What is being asked.
Determine how many lines of this material contain "Awareness". Give only the number.

Listed entries.
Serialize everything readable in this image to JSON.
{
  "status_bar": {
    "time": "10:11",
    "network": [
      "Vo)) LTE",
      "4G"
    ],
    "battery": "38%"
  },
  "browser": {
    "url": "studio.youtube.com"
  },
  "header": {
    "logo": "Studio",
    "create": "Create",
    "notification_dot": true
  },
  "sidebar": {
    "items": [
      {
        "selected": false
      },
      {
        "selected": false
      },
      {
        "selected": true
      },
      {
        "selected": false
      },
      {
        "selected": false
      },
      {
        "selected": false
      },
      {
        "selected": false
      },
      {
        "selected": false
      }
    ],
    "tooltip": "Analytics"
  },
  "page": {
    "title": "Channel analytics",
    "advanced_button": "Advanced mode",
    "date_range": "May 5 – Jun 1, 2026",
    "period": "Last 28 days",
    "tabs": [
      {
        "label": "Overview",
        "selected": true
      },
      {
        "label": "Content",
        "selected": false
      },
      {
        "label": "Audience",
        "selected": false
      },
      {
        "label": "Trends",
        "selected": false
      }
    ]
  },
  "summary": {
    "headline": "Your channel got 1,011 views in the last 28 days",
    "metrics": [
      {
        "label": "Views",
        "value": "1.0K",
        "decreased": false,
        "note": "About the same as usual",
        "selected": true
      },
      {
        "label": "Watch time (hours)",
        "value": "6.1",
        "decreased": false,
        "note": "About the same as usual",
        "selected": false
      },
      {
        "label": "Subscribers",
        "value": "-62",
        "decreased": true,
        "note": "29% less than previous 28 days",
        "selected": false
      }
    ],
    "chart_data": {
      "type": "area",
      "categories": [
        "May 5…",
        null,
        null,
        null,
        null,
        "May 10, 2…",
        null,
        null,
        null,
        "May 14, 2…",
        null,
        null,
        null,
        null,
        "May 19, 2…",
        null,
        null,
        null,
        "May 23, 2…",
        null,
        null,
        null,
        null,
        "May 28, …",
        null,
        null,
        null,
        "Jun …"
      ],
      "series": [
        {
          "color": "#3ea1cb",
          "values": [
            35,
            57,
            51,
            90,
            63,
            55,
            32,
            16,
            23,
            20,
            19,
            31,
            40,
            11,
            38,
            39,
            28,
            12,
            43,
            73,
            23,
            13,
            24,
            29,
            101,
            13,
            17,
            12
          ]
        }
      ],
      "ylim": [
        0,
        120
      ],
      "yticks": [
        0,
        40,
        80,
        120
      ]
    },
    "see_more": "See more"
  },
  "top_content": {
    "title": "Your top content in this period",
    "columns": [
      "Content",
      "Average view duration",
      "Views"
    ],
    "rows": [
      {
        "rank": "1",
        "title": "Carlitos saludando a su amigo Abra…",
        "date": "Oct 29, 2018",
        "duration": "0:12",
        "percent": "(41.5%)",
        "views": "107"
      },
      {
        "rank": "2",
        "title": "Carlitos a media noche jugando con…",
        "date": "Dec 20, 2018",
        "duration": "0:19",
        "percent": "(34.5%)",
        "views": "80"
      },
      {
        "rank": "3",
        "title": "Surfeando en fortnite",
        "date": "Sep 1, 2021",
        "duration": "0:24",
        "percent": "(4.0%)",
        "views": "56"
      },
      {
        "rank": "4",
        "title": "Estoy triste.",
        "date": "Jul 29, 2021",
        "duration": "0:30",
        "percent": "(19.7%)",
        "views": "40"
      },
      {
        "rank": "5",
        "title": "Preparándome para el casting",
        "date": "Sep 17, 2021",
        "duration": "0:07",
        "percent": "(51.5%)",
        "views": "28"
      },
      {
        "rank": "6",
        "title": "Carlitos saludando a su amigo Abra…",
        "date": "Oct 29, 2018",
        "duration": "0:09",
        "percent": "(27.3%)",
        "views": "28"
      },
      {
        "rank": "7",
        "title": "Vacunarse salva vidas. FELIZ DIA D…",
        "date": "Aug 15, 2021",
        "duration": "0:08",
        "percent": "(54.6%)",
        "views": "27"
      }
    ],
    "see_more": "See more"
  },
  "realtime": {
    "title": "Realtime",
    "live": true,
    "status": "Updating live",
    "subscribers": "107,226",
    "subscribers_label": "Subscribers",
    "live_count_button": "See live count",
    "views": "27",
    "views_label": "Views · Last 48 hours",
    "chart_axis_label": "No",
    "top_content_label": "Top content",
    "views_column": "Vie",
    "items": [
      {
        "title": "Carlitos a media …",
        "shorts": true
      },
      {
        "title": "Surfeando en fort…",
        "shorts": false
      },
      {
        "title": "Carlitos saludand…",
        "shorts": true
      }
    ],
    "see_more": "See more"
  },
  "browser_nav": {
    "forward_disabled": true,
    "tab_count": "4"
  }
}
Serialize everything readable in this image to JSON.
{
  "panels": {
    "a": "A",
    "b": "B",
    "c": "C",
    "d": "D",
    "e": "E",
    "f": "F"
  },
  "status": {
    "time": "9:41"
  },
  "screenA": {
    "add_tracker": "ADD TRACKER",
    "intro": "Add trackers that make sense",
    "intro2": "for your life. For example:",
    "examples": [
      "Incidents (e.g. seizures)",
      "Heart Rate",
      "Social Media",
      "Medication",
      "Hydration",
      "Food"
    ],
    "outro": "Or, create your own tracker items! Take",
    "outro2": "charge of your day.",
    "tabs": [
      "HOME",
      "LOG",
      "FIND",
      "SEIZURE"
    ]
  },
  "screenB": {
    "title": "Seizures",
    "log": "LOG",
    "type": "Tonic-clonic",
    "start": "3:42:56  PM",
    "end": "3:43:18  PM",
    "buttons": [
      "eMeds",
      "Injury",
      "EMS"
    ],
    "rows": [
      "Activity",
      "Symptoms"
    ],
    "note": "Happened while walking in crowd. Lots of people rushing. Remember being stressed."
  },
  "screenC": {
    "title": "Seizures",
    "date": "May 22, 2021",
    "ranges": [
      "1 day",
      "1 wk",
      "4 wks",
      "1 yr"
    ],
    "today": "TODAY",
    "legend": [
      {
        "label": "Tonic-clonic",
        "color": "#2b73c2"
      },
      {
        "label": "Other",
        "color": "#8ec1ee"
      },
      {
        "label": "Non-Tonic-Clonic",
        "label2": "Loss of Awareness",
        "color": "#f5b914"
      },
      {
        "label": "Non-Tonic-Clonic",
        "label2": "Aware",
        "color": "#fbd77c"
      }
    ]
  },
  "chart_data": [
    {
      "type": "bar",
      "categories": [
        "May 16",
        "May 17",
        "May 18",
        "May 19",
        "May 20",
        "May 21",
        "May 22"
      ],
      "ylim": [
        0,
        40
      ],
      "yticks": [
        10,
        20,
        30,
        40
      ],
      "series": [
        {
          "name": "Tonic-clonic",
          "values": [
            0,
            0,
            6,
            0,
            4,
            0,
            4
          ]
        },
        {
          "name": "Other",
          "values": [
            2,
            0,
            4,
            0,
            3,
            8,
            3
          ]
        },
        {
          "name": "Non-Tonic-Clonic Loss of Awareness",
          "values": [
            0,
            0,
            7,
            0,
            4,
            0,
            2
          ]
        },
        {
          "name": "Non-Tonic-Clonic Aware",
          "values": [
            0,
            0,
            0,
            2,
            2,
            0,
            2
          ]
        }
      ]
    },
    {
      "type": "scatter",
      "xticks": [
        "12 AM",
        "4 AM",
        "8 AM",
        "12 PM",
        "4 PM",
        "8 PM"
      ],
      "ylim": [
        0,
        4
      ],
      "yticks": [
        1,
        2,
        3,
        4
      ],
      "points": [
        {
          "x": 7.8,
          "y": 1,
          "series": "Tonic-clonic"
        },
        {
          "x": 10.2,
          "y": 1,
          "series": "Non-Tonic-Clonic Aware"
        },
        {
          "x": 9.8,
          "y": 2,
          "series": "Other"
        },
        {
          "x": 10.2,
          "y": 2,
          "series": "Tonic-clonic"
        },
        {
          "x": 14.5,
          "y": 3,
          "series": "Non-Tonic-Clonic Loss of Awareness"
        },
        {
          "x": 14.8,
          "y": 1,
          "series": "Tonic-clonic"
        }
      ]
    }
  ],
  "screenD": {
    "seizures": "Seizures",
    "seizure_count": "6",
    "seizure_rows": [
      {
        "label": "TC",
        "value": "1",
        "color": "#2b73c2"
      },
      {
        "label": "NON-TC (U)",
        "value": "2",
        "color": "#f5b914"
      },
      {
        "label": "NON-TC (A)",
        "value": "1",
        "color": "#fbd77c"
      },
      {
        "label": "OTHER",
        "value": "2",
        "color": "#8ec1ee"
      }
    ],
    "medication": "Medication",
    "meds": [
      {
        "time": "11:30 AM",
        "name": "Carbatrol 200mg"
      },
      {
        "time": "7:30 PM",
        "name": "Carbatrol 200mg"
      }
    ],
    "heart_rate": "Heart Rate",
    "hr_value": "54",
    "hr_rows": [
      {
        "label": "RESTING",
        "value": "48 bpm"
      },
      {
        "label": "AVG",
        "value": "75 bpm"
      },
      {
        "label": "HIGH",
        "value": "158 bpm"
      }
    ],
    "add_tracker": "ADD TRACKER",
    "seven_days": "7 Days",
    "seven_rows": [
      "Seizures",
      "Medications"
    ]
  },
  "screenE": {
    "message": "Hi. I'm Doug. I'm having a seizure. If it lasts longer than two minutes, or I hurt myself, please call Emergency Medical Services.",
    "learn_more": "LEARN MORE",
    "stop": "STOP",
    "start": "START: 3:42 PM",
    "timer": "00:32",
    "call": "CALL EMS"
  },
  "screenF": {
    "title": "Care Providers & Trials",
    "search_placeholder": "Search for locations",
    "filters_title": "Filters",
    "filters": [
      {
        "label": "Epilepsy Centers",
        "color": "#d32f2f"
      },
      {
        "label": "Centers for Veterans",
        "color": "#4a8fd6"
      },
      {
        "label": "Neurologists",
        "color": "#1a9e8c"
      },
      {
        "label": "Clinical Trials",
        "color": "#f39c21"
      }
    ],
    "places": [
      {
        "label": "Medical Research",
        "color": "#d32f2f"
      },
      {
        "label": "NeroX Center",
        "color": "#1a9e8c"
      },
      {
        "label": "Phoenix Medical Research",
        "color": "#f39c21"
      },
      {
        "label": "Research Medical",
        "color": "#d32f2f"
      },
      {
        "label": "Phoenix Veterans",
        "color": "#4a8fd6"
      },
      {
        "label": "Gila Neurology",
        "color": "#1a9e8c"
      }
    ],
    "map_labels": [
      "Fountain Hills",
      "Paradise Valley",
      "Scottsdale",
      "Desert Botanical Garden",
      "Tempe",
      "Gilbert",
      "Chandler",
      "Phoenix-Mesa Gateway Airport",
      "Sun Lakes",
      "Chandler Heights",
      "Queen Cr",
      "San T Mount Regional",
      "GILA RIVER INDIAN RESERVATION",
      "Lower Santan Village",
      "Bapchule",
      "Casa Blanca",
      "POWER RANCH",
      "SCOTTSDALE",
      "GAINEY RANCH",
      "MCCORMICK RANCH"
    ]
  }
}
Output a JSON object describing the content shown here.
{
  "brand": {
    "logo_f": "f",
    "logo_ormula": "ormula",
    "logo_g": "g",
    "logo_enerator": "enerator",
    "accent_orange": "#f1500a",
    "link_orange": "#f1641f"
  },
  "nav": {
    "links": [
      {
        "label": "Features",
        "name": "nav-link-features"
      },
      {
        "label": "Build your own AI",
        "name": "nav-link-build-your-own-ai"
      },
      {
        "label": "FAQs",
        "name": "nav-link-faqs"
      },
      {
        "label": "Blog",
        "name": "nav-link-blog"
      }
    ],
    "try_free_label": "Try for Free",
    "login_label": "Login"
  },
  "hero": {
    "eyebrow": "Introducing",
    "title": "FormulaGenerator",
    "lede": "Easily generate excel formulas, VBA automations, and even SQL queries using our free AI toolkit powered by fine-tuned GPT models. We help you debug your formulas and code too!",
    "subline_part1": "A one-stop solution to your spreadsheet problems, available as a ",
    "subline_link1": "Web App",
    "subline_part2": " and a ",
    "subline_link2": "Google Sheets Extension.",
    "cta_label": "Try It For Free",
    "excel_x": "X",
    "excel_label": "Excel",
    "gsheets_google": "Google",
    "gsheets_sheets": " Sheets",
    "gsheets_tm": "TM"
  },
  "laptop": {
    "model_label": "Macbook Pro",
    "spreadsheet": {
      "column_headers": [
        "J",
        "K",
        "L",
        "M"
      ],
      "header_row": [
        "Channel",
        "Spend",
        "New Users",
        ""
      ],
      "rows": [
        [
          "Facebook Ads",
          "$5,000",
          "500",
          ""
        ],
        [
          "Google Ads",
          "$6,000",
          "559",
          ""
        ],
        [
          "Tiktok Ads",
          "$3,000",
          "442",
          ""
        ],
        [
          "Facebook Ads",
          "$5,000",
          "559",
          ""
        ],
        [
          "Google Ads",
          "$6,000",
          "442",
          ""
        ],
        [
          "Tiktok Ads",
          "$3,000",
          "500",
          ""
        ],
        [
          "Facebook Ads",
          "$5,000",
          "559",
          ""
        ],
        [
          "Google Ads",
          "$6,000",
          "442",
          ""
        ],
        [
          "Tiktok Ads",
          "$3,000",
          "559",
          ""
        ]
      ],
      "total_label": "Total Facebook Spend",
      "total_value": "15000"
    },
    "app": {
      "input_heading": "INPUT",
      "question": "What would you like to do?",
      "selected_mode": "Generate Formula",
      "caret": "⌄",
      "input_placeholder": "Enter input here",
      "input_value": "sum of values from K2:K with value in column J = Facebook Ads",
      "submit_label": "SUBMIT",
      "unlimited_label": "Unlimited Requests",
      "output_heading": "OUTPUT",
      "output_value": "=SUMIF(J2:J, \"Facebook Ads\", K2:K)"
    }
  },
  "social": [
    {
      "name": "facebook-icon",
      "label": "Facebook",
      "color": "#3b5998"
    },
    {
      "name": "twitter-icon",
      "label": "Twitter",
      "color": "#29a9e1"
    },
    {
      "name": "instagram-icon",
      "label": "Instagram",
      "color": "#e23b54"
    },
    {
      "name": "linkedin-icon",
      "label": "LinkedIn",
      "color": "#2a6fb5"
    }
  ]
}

Answer area.
3